• Records for processing:

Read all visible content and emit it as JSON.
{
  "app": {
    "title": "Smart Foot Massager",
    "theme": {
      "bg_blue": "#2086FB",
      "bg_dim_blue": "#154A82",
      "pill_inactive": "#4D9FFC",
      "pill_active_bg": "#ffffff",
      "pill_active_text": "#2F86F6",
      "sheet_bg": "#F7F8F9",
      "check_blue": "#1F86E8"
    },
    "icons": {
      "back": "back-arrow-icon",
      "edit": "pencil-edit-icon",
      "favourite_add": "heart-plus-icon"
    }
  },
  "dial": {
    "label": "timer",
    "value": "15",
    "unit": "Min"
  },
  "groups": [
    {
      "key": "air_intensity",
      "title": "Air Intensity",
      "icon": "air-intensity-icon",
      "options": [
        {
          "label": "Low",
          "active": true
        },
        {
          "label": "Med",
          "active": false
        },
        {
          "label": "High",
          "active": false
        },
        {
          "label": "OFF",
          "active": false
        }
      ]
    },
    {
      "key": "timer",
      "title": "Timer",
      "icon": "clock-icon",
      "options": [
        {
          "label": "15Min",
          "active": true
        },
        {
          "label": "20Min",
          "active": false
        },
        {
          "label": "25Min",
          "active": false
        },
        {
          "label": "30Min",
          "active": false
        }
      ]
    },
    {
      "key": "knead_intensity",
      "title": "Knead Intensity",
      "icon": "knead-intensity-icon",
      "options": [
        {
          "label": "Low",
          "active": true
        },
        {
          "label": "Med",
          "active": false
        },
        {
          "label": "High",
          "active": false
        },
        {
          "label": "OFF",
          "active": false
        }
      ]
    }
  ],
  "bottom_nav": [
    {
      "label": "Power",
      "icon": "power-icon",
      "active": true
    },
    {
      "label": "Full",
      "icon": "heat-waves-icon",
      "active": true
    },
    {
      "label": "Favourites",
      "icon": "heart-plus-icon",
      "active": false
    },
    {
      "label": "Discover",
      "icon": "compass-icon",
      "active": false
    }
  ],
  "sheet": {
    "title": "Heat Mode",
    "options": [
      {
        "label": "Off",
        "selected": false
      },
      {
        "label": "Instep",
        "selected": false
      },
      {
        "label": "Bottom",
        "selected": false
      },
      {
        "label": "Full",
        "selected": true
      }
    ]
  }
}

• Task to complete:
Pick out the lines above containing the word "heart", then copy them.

• Answer space:
      "favourite_add": "heart-plus-icon"
      "icon": "heart-plus-icon",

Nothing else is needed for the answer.